There was a time when a woman, whether Black or white, could never dream of being a doctor, and a Black man couldn’t imagine working as a pilot. Today we not only have scores of black pilots, but also even a reconstruction of what a pilot is.

Sikhumbuzo Nhlapo grew up in Soweto and currently lives in Northcliff, Johannesburg. Nhlapho is a certified drone pilot who works predominantly in the film industry. Having worked as a film editor for years, he bought his first drone and enrolled into aviation school in 2017.

“As soon as I got my licence, bookings started flooding in because the work is in demand. The job comes with a lot of travel and it added to my income significantly, to the extent that it became my main source,” he says. “The other beauty is that it goes beyond film — as a drone pilot I was a part of a court case that resulted in a family getting their land back, this made me realise that it can even change lives.”

Nhlapho’s career is one that most of us would not have imagined a decade ago. However, how sustainable are these “new” careers? Kana paints the broader picture: “The emergence of big data and numerous devices connecting to the net ensures job security for many professionals in the data-management sectors. New careers such as drone operators can benefit aviation professionals, and programmers are not only coming into new, emerging industries, but are also bringing new business models to existing ones.

"Drone pilots tap into logistics in industries such as mining, agriculture, and film, and software developers are getting into machine learning and artificial intelligence in building those models that are related to your fintech, agritech, and telemedicine. These kinds of careers will be with us for a very long time.”

The digital age is not only creating viable new careers, it is also transforming what we have long understood to be traditional career paths. For every job destroyed a new job is created; one that is less repetitive, more fulfilling, and on average, better paying too.
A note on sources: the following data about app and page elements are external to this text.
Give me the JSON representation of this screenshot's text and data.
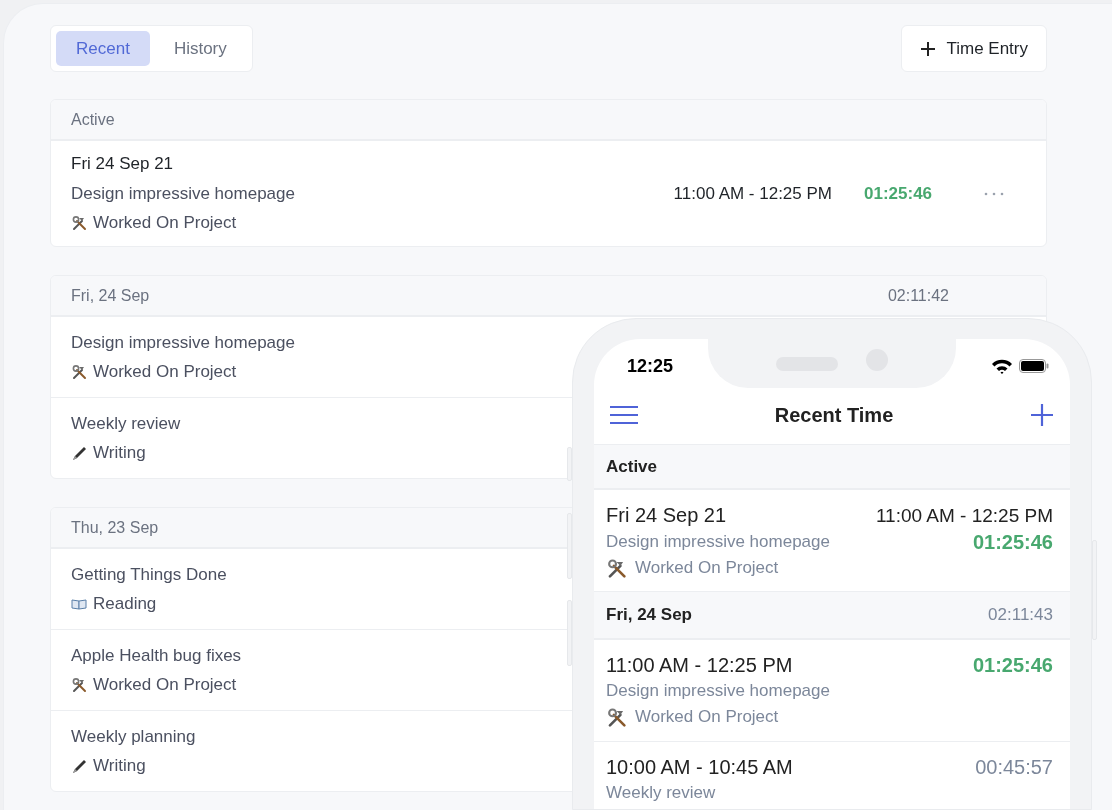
{
  "tabs": [
    {
      "label": "Recent",
      "selected": true
    },
    {
      "label": "History",
      "selected": false
    }
  ],
  "new_entry_button": {
    "label": "Time Entry"
  },
  "desktop_sections": [
    {
      "title": "Active",
      "entries": [
        {
          "date": "Fri 24 Sep 21",
          "title": "Design impressive homepage",
          "category": "Worked On Project",
          "kind": "tools",
          "time_range": "11:00 AM - 12:25 PM",
          "duration": "01:25:46",
          "running": true
        }
      ]
    },
    {
      "title": "Fri, 24 Sep",
      "total": "02:11:42",
      "entries": [
        {
          "title": "Design impressive homepage",
          "category": "Worked On Project",
          "kind": "tools"
        },
        {
          "title": "Weekly review",
          "category": "Writing",
          "kind": "pen"
        }
      ]
    },
    {
      "title": "Thu, 23 Sep",
      "entries": [
        {
          "title": "Getting Things Done",
          "category": "Reading",
          "kind": "book"
        },
        {
          "title": "Apple Health bug fixes",
          "category": "Worked On Project",
          "kind": "tools"
        },
        {
          "title": "Weekly planning",
          "category": "Writing",
          "kind": "pen"
        }
      ]
    }
  ],
  "phone": {
    "clock": "12:25",
    "title": "Recent Time",
    "sections": [
      {
        "title": "Active",
        "entries": [
          {
            "heading": "Fri 24 Sep 21",
            "time_range": "11:00 AM - 12:25 PM",
            "title": "Design impressive homepage",
            "category": "Worked On Project",
            "kind": "tools",
            "duration": "01:25:46",
            "running": true
          }
        ]
      },
      {
        "title": "Fri, 24 Sep",
        "total": "02:11:43",
        "entries": [
          {
            "heading": "11:00 AM - 12:25 PM",
            "title": "Design impressive homepage",
            "category": "Worked On Project",
            "kind": "tools",
            "duration": "01:25:46",
            "running": true
          },
          {
            "heading": "10:00 AM - 10:45 AM",
            "title": "Weekly review",
            "duration": "00:45:57",
            "running": false
          }
        ]
      }
    ]
  }
}
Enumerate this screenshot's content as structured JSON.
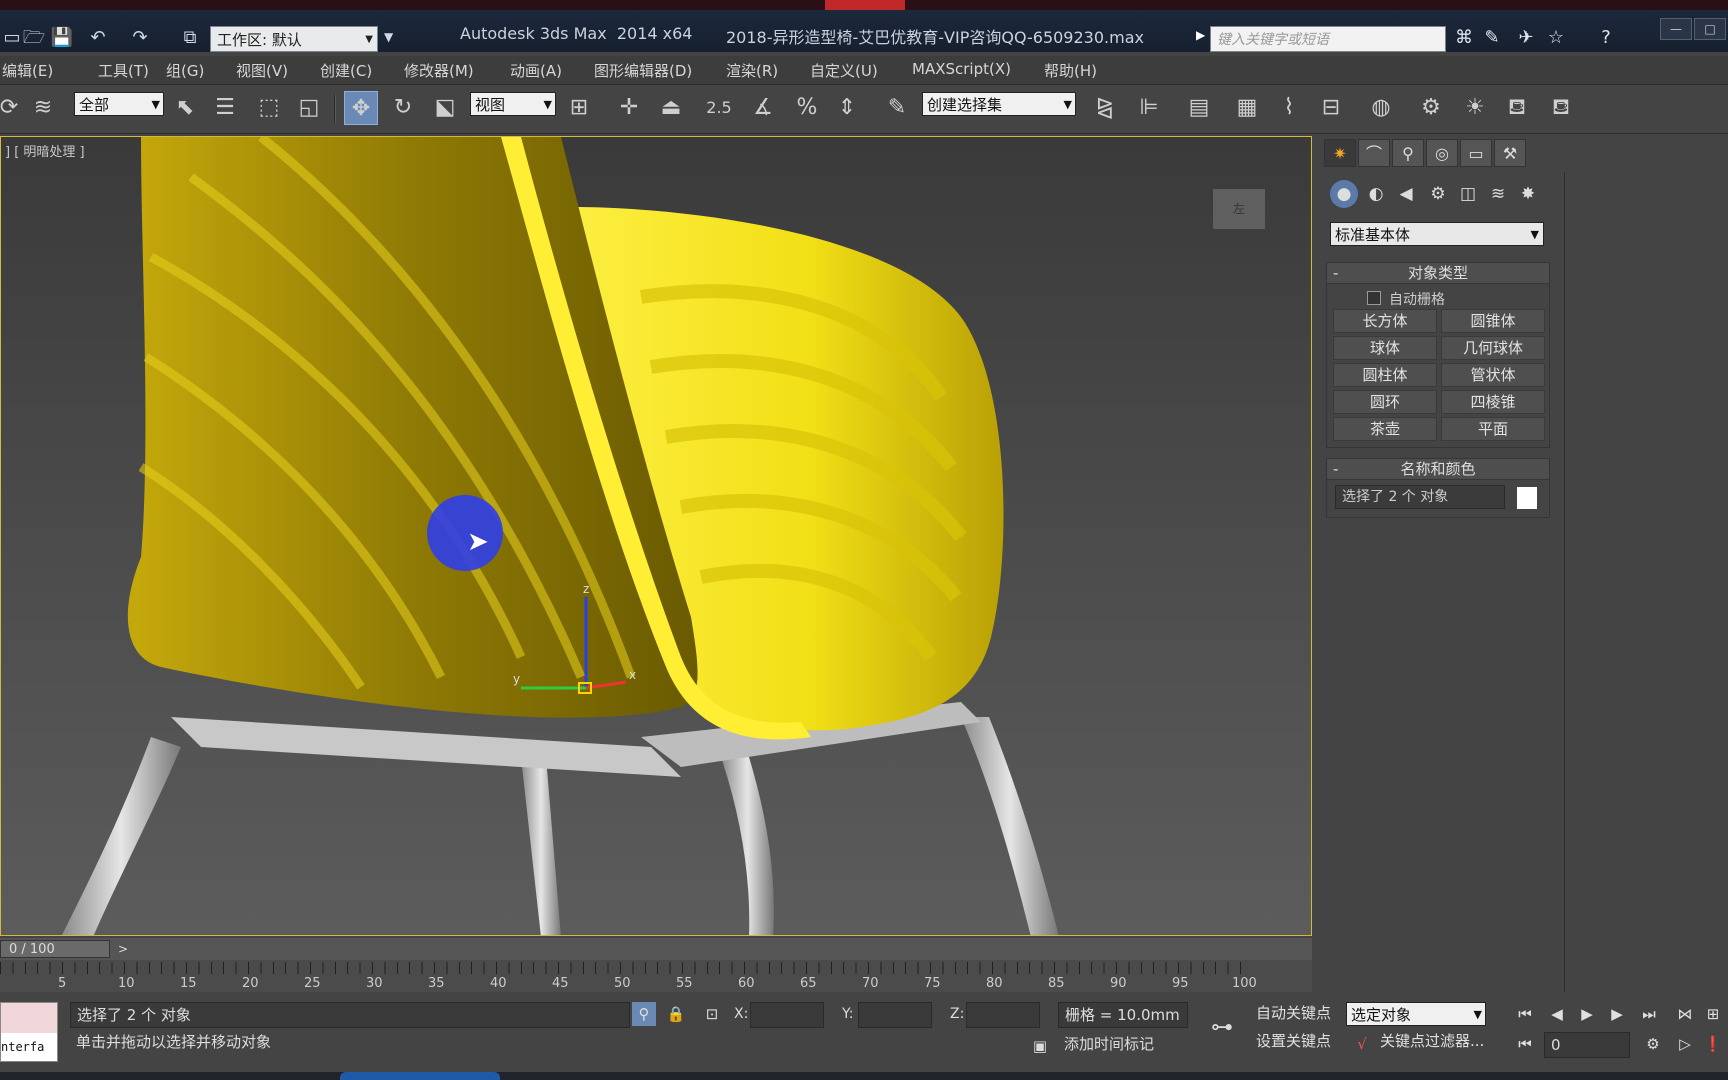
{
  "title_bar": {
    "workspace_label": "工作区: 默认",
    "app_title": "Autodesk 3ds Max  2014 x64",
    "file_title": "2018-异形造型椅-艾巴优教育-VIP咨询QQ-6509230.max",
    "search_placeholder": "键入关键字或短语"
  },
  "menu": {
    "items": [
      "编辑(E)",
      "工具(T)",
      "组(G)",
      "视图(V)",
      "创建(C)",
      "修改器(M)",
      "动画(A)",
      "图形编辑器(D)",
      "渲染(R)",
      "自定义(U)",
      "MAXScript(X)",
      "帮助(H)"
    ]
  },
  "toolbar": {
    "selection_filter": "全部",
    "reference_coord": "视图",
    "snap_angle_label": "2.5",
    "named_selection": "创建选择集"
  },
  "viewport": {
    "label": "] [ 明暗处理 ]",
    "gizmo_x": "x",
    "gizmo_y": "y",
    "gizmo_z": "z",
    "viewcube_label": "左"
  },
  "command_panel": {
    "category_select": "标准基本体",
    "object_type_title": "对象类型",
    "auto_grid_label": "自动栅格",
    "object_buttons": [
      "长方体",
      "圆锥体",
      "球体",
      "几何球体",
      "圆柱体",
      "管状体",
      "圆环",
      "四棱锥",
      "茶壶",
      "平面"
    ],
    "name_color_title": "名称和颜色",
    "name_value": "选择了 2 个 对象",
    "color": "#ffffff"
  },
  "timeline": {
    "frame_display": "0 / 100",
    "next_label": ">",
    "ticks": [
      "5",
      "10",
      "15",
      "20",
      "25",
      "30",
      "35",
      "40",
      "45",
      "50",
      "55",
      "60",
      "65",
      "70",
      "75",
      "80",
      "85",
      "90",
      "95",
      "100"
    ]
  },
  "status": {
    "listener_text": "nterfa",
    "selection_status": "选择了 2 个 对象",
    "prompt": "单击并拖动以选择并移动对象",
    "x_label": "X:",
    "y_label": "Y:",
    "z_label": "Z:",
    "grid_text": "栅格 = 10.0mm",
    "add_time_tag": "添加时间标记",
    "auto_key": "自动关键点",
    "set_key": "设置关键点",
    "key_mode_select": "选定对象",
    "key_filters": "关键点过滤器...",
    "current_frame": "0"
  },
  "colors": {
    "chair_yellow": "#e6d21a",
    "viewport_border": "#d7b83a",
    "cursor_dot": "#2f3ee8"
  }
}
Ours therefore, it appears, is to embrace this change and advance along with it.

This article first appeared in the May/June print edition of S Mag.